* **MATERIAL FOR THIS EXERCISE**
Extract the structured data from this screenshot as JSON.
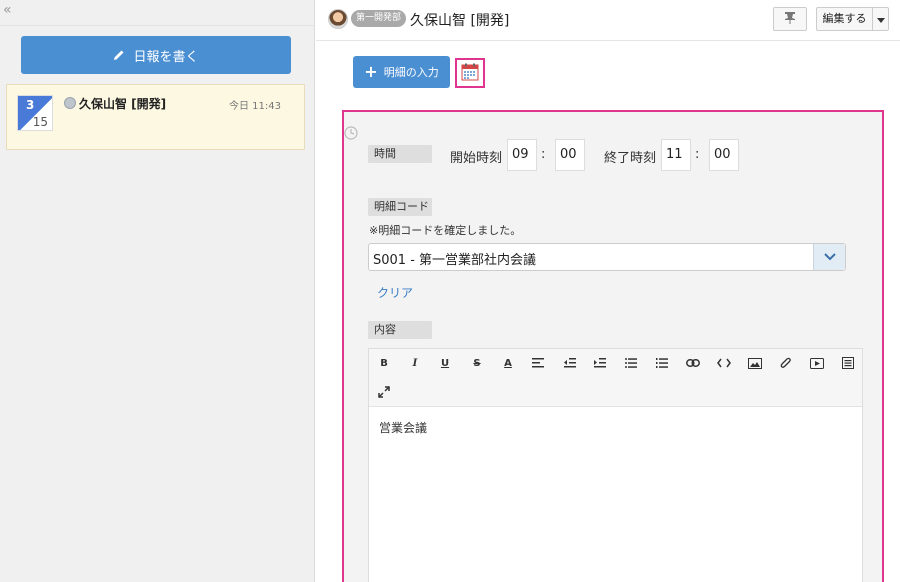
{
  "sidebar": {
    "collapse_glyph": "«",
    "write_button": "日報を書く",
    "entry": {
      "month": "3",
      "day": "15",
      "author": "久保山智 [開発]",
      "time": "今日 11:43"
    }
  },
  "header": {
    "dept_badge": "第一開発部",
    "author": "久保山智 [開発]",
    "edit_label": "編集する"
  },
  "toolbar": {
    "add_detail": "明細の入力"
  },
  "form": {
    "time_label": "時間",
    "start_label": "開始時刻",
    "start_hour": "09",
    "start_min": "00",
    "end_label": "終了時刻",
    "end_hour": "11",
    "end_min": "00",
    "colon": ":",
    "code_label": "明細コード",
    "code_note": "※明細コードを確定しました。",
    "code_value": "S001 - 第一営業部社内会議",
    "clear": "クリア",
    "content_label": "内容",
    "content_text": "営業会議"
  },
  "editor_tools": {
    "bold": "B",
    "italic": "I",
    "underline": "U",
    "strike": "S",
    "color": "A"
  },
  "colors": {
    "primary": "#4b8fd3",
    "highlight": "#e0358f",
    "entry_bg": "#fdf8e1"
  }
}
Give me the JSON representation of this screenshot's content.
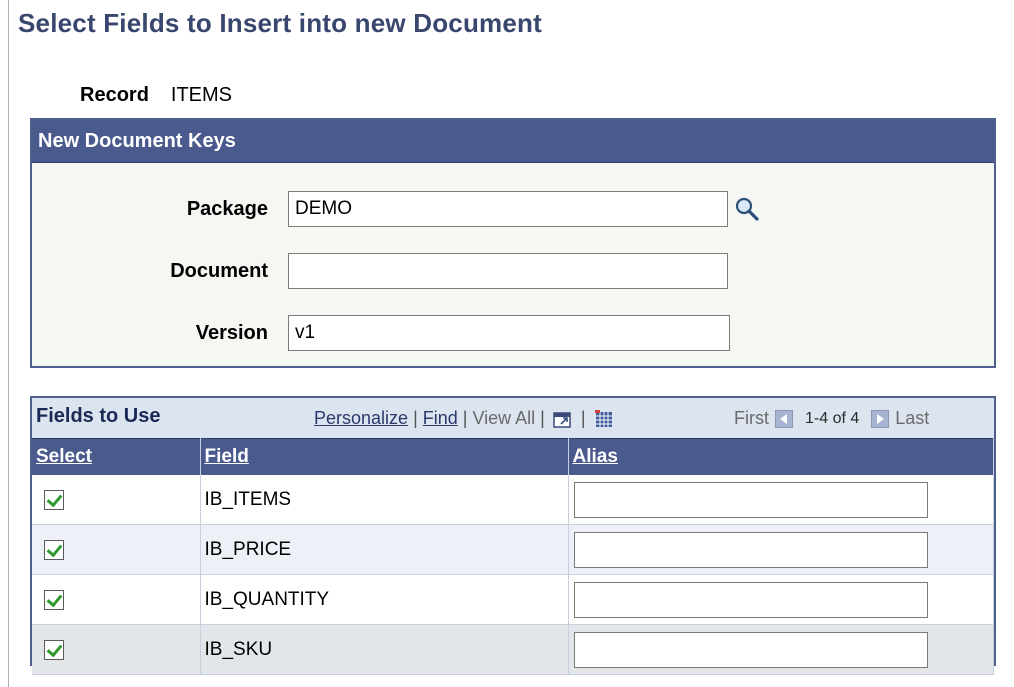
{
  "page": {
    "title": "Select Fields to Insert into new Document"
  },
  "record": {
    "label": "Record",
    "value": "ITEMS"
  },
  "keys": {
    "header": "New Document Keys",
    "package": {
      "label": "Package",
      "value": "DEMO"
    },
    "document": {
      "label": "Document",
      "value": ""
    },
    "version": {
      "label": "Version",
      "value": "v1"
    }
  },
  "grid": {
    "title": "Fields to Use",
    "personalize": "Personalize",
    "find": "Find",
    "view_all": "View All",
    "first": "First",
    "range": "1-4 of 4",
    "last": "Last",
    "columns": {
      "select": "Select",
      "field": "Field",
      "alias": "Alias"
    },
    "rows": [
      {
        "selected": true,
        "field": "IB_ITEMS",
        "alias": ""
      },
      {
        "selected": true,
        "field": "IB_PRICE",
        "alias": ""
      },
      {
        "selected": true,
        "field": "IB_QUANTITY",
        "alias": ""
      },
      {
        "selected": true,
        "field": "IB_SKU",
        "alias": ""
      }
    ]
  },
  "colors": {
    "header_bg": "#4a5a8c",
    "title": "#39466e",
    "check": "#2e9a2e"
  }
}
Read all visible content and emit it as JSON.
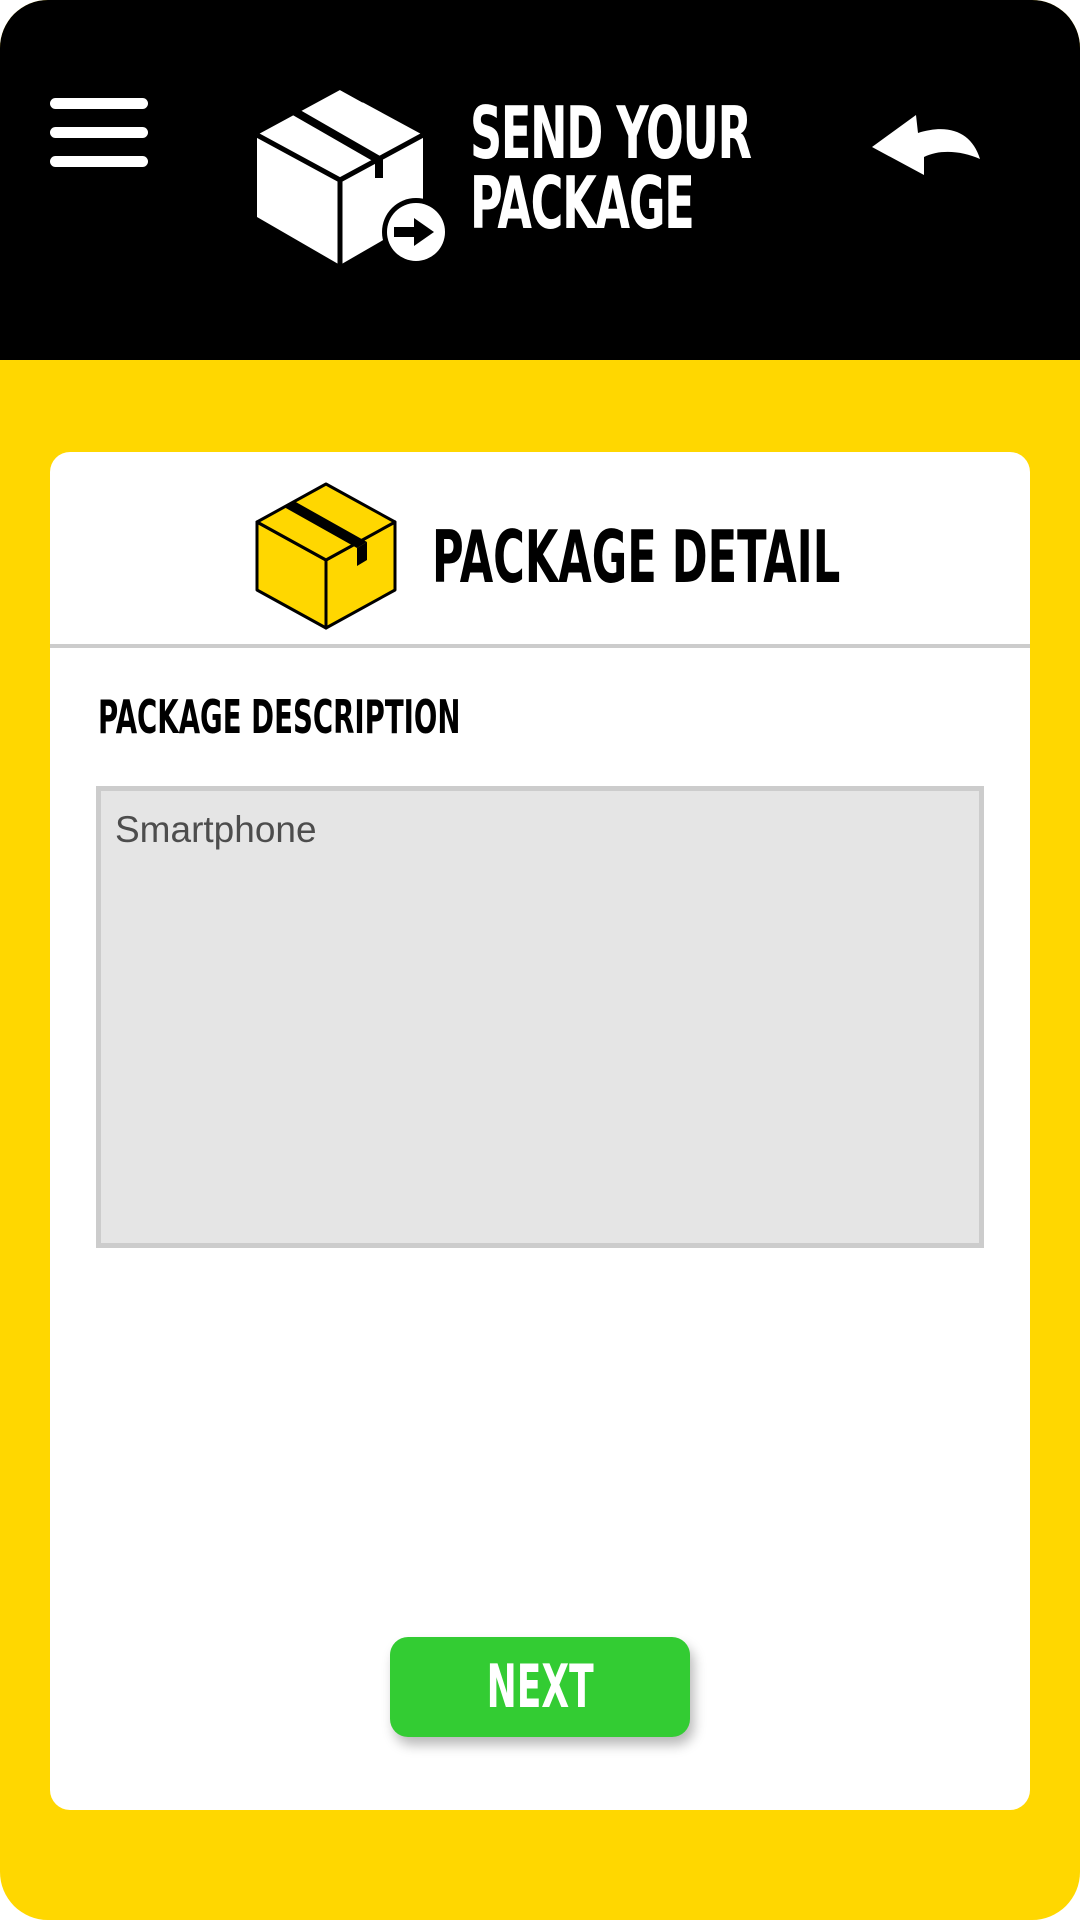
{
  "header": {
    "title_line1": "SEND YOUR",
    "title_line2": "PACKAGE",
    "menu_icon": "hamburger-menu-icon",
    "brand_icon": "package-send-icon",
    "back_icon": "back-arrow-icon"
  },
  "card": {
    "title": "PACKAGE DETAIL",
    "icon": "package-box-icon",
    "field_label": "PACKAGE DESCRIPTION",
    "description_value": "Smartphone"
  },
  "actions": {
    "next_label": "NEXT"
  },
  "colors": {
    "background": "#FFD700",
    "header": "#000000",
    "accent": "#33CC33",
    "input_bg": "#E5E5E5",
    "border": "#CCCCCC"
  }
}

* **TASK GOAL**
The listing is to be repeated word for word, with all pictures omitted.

* **TASK ANSWER**
Extract the structured data from this screenshot as JSON.
{
  "sidebar": {
    "collapse_glyph": "«",
    "write_button": "日報を書く",
    "entry": {
      "month": "3",
      "day": "15",
      "author": "久保山智 [開発]",
      "time": "今日 11:43"
    }
  },
  "header": {
    "dept_badge": "第一開発部",
    "author": "久保山智 [開発]",
    "edit_label": "編集する"
  },
  "toolbar": {
    "add_detail": "明細の入力"
  },
  "form": {
    "time_label": "時間",
    "start_label": "開始時刻",
    "start_hour": "09",
    "start_min": "00",
    "end_label": "終了時刻",
    "end_hour": "11",
    "end_min": "00",
    "colon": ":",
    "code_label": "明細コード",
    "code_note": "※明細コードを確定しました。",
    "code_value": "S001 - 第一営業部社内会議",
    "clear": "クリア",
    "content_label": "内容",
    "content_text": "営業会議"
  },
  "editor_tools": {
    "bold": "B",
    "italic": "I",
    "underline": "U",
    "strike": "S",
    "color": "A"
  },
  "colors": {
    "primary": "#4b8fd3",
    "highlight": "#e0358f",
    "entry_bg": "#fdf8e1"
  }
}
Give me the JSON representation of this screenshot's content.
{
  "page": {
    "title": "Select Fields to Insert into new Document"
  },
  "record": {
    "label": "Record",
    "value": "ITEMS"
  },
  "keys": {
    "header": "New Document Keys",
    "package": {
      "label": "Package",
      "value": "DEMO"
    },
    "document": {
      "label": "Document",
      "value": ""
    },
    "version": {
      "label": "Version",
      "value": "v1"
    }
  },
  "grid": {
    "title": "Fields to Use",
    "personalize": "Personalize",
    "find": "Find",
    "view_all": "View All",
    "first": "First",
    "range": "1-4 of 4",
    "last": "Last",
    "columns": {
      "select": "Select",
      "field": "Field",
      "alias": "Alias"
    },
    "rows": [
      {
        "selected": true,
        "field": "IB_ITEMS",
        "alias": ""
      },
      {
        "selected": true,
        "field": "IB_PRICE",
        "alias": ""
      },
      {
        "selected": true,
        "field": "IB_QUANTITY",
        "alias": ""
      },
      {
        "selected": true,
        "field": "IB_SKU",
        "alias": ""
      }
    ]
  },
  "colors": {
    "header_bg": "#4a5a8c",
    "title": "#39466e",
    "check": "#2e9a2e"
  }
}
Read all visible content and emit it as JSON.
{
  "header": {
    "title_line1": "SEND YOUR",
    "title_line2": "PACKAGE",
    "menu_icon": "hamburger-menu-icon",
    "brand_icon": "package-send-icon",
    "back_icon": "back-arrow-icon"
  },
  "card": {
    "title": "PACKAGE DETAIL",
    "icon": "package-box-icon",
    "field_label": "PACKAGE DESCRIPTION",
    "description_value": "Smartphone"
  },
  "actions": {
    "next_label": "NEXT"
  },
  "colors": {
    "background": "#FFD700",
    "header": "#000000",
    "accent": "#33CC33",
    "input_bg": "#E5E5E5",
    "border": "#CCCCCC"
  }
}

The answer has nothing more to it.